Discover the cosmos! Each day a different image or photograph of our fascinating universe is featured, along with a brief explanation written by a professional astronomer.
2013 December 2
Explanation: Comet Lovejoy was captured last week passing well in front of spiral galaxy M63. Discovered only three months ago and currently near its maximum brightness, Comet Lovejoy can be seen near the Big Dipper from dark northerly locations before dawn with the unaided eye. An unexpected rival to Comet ISON, C/2013 R1 (Lovejoy), pictured above, is currently sporting a large green coma and a beautifully textured ion tail. Comet Lovejoy is now headed back to the outer Solar System but should remain a good sight in binoculars for another few weeks. Conversely, spiral galaxy M63, lies far in the distance and is expected to remain stationary on the sky and hold its relative brightness for at least the next few million years.

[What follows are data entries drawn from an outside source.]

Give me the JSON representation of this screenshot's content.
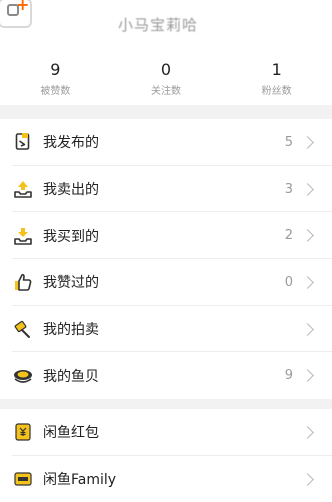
{
  "header": {
    "username": "小马宝莉哈"
  },
  "stats": [
    {
      "value": "9",
      "label": "被赞数"
    },
    {
      "value": "0",
      "label": "关注数"
    },
    {
      "value": "1",
      "label": "粉丝数"
    }
  ],
  "menu1": [
    {
      "label": "我发布的",
      "count": "5",
      "icon": "document-icon"
    },
    {
      "label": "我卖出的",
      "count": "3",
      "icon": "upload-tray-icon"
    },
    {
      "label": "我买到的",
      "count": "2",
      "icon": "download-tray-icon"
    },
    {
      "label": "我赞过的",
      "count": "0",
      "icon": "thumbs-up-icon"
    },
    {
      "label": "我的拍卖",
      "count": "",
      "icon": "auction-hammer-icon"
    },
    {
      "label": "我的鱼贝",
      "count": "9",
      "icon": "shell-icon"
    }
  ],
  "menu2": [
    {
      "label": "闲鱼红包",
      "count": "",
      "icon": "red-envelope-icon"
    },
    {
      "label": "闲鱼Family",
      "count": "",
      "icon": "family-card-icon"
    }
  ],
  "colors": {
    "accent": "#ff6a00",
    "iconYellow": "#f4c21a",
    "iconDark": "#333333",
    "muted": "#9a9a9a"
  }
}
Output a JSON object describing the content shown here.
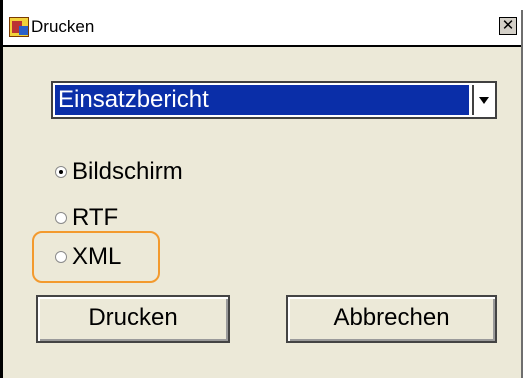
{
  "window": {
    "title": "Drucken",
    "app_icon": "printer-app-icon",
    "close_glyph": "✕"
  },
  "report_select": {
    "selected": "Einsatzbericht"
  },
  "output_options": [
    {
      "label": "Bildschirm",
      "checked": true
    },
    {
      "label": "RTF",
      "checked": false
    },
    {
      "label": "XML",
      "checked": false
    }
  ],
  "highlight_color": "#f39a2e",
  "buttons": {
    "print_label": "Drucken",
    "cancel_label": "Abbrechen"
  }
}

Authors & editors:
Jerry Bonnell (UMCP)
NASA Official: Phillip Newman Specific rights apply.
A service of: ASD at NASA / GSFC
& Michigan Tech. U.